### EXERCISE
Where a line of the material contains the string "school", copy that line.

### INFORMATION GIVEN
----------------

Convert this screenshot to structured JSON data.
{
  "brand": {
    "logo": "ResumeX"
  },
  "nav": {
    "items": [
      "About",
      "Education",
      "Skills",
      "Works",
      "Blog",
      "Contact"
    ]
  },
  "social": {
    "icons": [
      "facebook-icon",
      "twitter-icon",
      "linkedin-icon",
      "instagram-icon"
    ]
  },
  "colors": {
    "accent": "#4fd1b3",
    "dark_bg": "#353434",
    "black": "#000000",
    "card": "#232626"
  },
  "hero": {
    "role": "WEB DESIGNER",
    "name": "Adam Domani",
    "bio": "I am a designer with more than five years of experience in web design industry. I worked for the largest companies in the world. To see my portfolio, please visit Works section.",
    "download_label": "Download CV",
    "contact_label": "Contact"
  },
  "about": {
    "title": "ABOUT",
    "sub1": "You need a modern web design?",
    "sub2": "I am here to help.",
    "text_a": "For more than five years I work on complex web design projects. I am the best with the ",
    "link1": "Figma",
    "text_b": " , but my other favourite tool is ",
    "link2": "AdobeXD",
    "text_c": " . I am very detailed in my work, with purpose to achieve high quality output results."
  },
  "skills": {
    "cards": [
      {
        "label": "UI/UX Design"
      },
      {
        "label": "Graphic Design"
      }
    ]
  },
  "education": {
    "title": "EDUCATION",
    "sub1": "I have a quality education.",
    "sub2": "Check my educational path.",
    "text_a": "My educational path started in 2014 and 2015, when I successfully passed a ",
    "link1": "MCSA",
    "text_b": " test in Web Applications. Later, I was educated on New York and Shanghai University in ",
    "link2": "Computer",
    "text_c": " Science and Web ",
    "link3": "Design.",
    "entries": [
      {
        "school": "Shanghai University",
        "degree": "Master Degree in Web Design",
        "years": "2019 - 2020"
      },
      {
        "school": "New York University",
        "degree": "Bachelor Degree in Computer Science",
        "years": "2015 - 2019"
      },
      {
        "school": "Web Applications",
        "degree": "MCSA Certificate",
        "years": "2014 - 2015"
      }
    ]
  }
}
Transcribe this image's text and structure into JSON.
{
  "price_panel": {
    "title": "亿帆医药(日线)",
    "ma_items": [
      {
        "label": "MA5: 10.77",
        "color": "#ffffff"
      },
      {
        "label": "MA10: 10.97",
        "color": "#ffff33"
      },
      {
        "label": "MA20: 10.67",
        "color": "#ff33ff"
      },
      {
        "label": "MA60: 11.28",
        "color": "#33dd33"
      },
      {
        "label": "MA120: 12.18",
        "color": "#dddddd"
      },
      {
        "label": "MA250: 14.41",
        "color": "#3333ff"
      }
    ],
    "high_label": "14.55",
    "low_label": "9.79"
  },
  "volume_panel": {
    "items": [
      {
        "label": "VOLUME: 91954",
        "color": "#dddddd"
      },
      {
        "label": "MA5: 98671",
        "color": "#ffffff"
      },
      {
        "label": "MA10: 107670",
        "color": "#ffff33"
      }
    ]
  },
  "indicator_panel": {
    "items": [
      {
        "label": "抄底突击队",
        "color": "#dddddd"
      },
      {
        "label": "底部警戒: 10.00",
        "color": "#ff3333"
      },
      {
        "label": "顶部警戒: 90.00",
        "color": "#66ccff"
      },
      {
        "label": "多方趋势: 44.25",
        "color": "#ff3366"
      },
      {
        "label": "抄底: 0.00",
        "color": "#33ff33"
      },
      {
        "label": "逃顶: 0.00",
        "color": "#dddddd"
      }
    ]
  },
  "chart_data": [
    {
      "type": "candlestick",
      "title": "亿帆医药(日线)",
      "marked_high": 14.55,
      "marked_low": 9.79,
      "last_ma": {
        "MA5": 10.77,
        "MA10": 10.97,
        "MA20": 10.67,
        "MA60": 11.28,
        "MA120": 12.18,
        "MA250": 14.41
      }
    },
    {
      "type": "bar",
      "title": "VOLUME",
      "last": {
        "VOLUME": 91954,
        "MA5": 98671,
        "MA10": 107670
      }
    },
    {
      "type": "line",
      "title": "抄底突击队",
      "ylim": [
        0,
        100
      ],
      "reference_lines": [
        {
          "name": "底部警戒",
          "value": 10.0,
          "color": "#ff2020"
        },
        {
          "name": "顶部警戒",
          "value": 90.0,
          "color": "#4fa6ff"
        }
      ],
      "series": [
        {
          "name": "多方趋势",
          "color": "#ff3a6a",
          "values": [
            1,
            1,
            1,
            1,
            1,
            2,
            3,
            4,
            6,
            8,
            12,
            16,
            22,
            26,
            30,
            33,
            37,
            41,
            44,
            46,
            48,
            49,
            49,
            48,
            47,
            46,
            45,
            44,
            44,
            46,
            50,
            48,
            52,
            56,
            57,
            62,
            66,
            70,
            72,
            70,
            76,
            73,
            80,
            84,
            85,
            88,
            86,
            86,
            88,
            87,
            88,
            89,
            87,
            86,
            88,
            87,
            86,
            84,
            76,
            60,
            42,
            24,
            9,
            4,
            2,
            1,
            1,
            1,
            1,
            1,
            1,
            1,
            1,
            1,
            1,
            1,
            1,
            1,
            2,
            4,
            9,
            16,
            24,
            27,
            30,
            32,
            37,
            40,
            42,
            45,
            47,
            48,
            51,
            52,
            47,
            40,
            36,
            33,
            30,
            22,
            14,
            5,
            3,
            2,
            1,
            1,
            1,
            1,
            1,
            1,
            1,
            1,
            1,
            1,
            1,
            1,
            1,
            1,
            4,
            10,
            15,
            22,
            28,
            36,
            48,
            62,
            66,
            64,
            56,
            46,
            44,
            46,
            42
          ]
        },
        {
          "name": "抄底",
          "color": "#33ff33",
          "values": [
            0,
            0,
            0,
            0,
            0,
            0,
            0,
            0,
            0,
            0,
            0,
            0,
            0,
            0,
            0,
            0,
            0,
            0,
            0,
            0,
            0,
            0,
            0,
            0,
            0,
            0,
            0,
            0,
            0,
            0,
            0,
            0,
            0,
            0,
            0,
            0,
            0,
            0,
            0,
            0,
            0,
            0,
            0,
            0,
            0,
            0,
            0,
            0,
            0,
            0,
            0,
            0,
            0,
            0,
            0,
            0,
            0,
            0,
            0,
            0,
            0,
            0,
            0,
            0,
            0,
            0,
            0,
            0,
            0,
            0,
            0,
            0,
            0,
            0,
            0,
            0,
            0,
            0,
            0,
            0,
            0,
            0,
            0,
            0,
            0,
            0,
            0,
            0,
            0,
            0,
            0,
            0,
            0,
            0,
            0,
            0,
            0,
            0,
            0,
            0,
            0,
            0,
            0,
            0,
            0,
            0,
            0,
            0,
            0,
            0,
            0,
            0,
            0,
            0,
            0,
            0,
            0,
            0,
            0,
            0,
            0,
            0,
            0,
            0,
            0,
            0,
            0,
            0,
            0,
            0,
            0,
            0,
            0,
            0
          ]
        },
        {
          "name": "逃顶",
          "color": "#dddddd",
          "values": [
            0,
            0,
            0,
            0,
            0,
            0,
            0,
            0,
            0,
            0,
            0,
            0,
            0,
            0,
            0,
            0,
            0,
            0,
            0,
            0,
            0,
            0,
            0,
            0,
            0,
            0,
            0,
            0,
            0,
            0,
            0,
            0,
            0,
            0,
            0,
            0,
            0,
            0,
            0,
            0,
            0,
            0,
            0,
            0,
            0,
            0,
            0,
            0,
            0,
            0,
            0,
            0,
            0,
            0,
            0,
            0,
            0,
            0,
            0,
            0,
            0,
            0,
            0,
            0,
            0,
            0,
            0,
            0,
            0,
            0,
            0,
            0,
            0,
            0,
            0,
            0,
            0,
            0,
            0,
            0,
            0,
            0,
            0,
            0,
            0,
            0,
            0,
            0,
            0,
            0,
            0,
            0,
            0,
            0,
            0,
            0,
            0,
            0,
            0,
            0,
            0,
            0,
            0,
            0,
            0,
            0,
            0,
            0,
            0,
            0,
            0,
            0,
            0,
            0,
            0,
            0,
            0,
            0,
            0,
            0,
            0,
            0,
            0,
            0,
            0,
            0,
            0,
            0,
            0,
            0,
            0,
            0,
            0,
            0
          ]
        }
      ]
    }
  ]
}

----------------

### THE ANSWER
        "school": "Shanghai University",
        "school": "New York University",
        "school": "Web Applications",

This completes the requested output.